### Source data

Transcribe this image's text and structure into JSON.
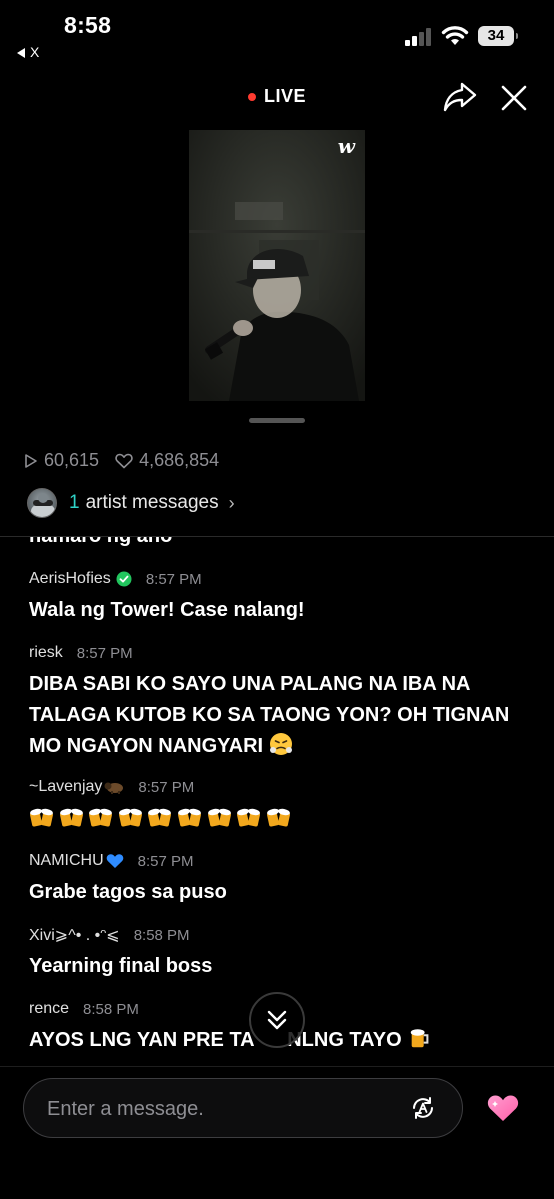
{
  "status_bar": {
    "time": "8:58",
    "back_app": "X",
    "battery": "34"
  },
  "header": {
    "live_label": "LIVE",
    "video_logo": "w"
  },
  "stats": {
    "plays": "60,615",
    "likes": "4,686,854"
  },
  "artist_messages": {
    "count": "1",
    "label": "artist messages"
  },
  "chat": {
    "cut_off_message": "namaro ng ano",
    "messages": [
      {
        "user": "AerisHofies",
        "badge": "verified-icon",
        "time": "8:57 PM",
        "text": "Wala ng Tower! Case nalang!"
      },
      {
        "user": "riesk",
        "time": "8:57 PM",
        "text": "DIBA SABI KO SAYO UNA PALANG NA IBA NA TALAGA KUTOB KO SA TAONG YON? OH TIGNAN MO NGAYON NANGYARI",
        "emoji": "face-with-steam-icon"
      },
      {
        "user": "~Lavenjay",
        "badge": "bison-icon",
        "time": "8:57 PM",
        "text": "",
        "beers": 9
      },
      {
        "user": "NAMICHU",
        "badge": "blue-heart-icon",
        "time": "8:57 PM",
        "text": "Grabe tagos sa puso"
      },
      {
        "user": "Xivi⩾^• . •ᵔ⩽",
        "time": "8:58 PM",
        "text": "Yearning final boss"
      },
      {
        "user": "rence",
        "time": "8:58 PM",
        "text": "AYOS LNG YAN PRE TA      NLNG TAYO",
        "emoji": "beer-mug-icon"
      }
    ]
  },
  "input": {
    "placeholder": "Enter a message."
  },
  "colors": {
    "background": "#000000",
    "accent_teal": "#2fd3c8",
    "live_red": "#ff3b30",
    "heart_pink": "#ff6fae",
    "muted": "#8e8e93"
  }
}
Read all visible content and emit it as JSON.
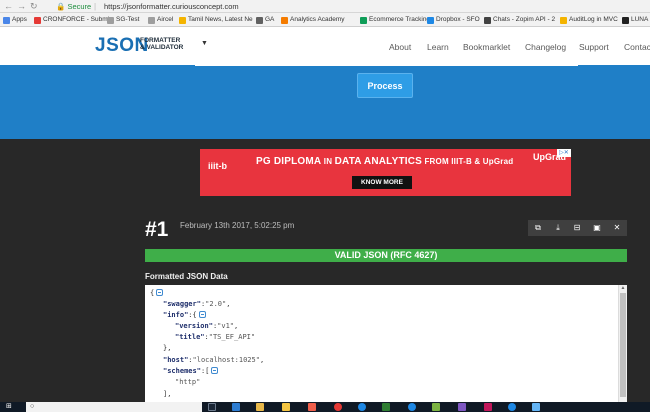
{
  "browser": {
    "secure_label": "Secure",
    "url": "https://jsonformatter.curiousconcept.com",
    "bookmarks": [
      {
        "label": "Apps",
        "color": "#4a86e8"
      },
      {
        "label": "CRONFORCE - Submi",
        "color": "#e53935"
      },
      {
        "label": "SG-Test",
        "color": "#9e9e9e"
      },
      {
        "label": "Aircel",
        "color": "#9e9e9e"
      },
      {
        "label": "Tamil News, Latest Ne",
        "color": "#f4b400"
      },
      {
        "label": "GA",
        "color": "#616161"
      },
      {
        "label": "Analytics Academy",
        "color": "#f57c00"
      },
      {
        "label": "Ecommerce Tracking",
        "color": "#0f9d58"
      },
      {
        "label": "Dropbox - SFO",
        "color": "#1e88e5"
      },
      {
        "label": "Chats - Zopim API - 2",
        "color": "#424242"
      },
      {
        "label": "AuditLog in MVC",
        "color": "#f4b400"
      },
      {
        "label": "LUNA",
        "color": "#212121"
      }
    ]
  },
  "header": {
    "logo": "JSON",
    "logo_sub_1": "FORMATTER",
    "logo_sub_2": "& VALIDATOR",
    "nav": [
      "About",
      "Learn",
      "Bookmarklet",
      "Changelog",
      "Support",
      "Contac"
    ]
  },
  "process_button": "Process",
  "ad": {
    "logo": "iiit-b",
    "headline_1": "PG DIPLOMA",
    "headline_2": " IN ",
    "headline_3": "DATA ANALYTICS",
    "headline_4": " FROM IIIT-B & UpGrad",
    "brand": "UpGrad",
    "cta": "KNOW MORE"
  },
  "result": {
    "number": "#1",
    "date": "February 13th 2017, 5:02:25 pm",
    "valid_label": "VALID JSON (RFC 4627)",
    "formatted_label": "Formatted JSON Data"
  },
  "colors": {
    "blue_band": "#1f7fc7",
    "valid_green": "#3fae49",
    "ad_red": "#e8343e"
  }
}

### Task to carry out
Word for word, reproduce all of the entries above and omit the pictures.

### Expected output
Transcribe this image's text and structure into JSON.
{
  "status_bar": {
    "time": "8:58",
    "back_app": "X",
    "battery": "34"
  },
  "header": {
    "live_label": "LIVE",
    "video_logo": "w"
  },
  "stats": {
    "plays": "60,615",
    "likes": "4,686,854"
  },
  "artist_messages": {
    "count": "1",
    "label": "artist messages"
  },
  "chat": {
    "cut_off_message": "namaro ng ano",
    "messages": [
      {
        "user": "AerisHofies",
        "badge": "verified-icon",
        "time": "8:57 PM",
        "text": "Wala ng Tower! Case nalang!"
      },
      {
        "user": "riesk",
        "time": "8:57 PM",
        "text": "DIBA SABI KO SAYO UNA PALANG NA IBA NA TALAGA KUTOB KO SA TAONG YON? OH TIGNAN MO NGAYON NANGYARI",
        "emoji": "face-with-steam-icon"
      },
      {
        "user": "~Lavenjay",
        "badge": "bison-icon",
        "time": "8:57 PM",
        "text": "",
        "beers": 9
      },
      {
        "user": "NAMICHU",
        "badge": "blue-heart-icon",
        "time": "8:57 PM",
        "text": "Grabe tagos sa puso"
      },
      {
        "user": "Xivi⩾^• . •ᵔ⩽",
        "time": "8:58 PM",
        "text": "Yearning final boss"
      },
      {
        "user": "rence",
        "time": "8:58 PM",
        "text": "AYOS LNG YAN PRE TA      NLNG TAYO",
        "emoji": "beer-mug-icon"
      }
    ]
  },
  "input": {
    "placeholder": "Enter a message."
  },
  "colors": {
    "background": "#000000",
    "accent_teal": "#2fd3c8",
    "live_red": "#ff3b30",
    "heart_pink": "#ff6fae",
    "muted": "#8e8e93"
  }
}
Read all visible content and emit it as JSON.
{
  "browser": {
    "secure_label": "Secure",
    "url": "https://jsonformatter.curiousconcept.com",
    "bookmarks": [
      {
        "label": "Apps",
        "color": "#4a86e8"
      },
      {
        "label": "CRONFORCE - Submi",
        "color": "#e53935"
      },
      {
        "label": "SG-Test",
        "color": "#9e9e9e"
      },
      {
        "label": "Aircel",
        "color": "#9e9e9e"
      },
      {
        "label": "Tamil News, Latest Ne",
        "color": "#f4b400"
      },
      {
        "label": "GA",
        "color": "#616161"
      },
      {
        "label": "Analytics Academy",
        "color": "#f57c00"
      },
      {
        "label": "Ecommerce Tracking",
        "color": "#0f9d58"
      },
      {
        "label": "Dropbox - SFO",
        "color": "#1e88e5"
      },
      {
        "label": "Chats - Zopim API - 2",
        "color": "#424242"
      },
      {
        "label": "AuditLog in MVC",
        "color": "#f4b400"
      },
      {
        "label": "LUNA",
        "color": "#212121"
      }
    ]
  },
  "header": {
    "logo": "JSON",
    "logo_sub_1": "FORMATTER",
    "logo_sub_2": "& VALIDATOR",
    "nav": [
      "About",
      "Learn",
      "Bookmarklet",
      "Changelog",
      "Support",
      "Contac"
    ]
  },
  "process_button": "Process",
  "ad": {
    "logo": "iiit-b",
    "headline_1": "PG DIPLOMA",
    "headline_2": " IN ",
    "headline_3": "DATA ANALYTICS",
    "headline_4": " FROM IIIT-B & UpGrad",
    "brand": "UpGrad",
    "cta": "KNOW MORE"
  },
  "result": {
    "number": "#1",
    "date": "February 13th 2017, 5:02:25 pm",
    "valid_label": "VALID JSON (RFC 4627)",
    "formatted_label": "Formatted JSON Data"
  },
  "colors": {
    "blue_band": "#1f7fc7",
    "valid_green": "#3fae49",
    "ad_red": "#e8343e"
  }
}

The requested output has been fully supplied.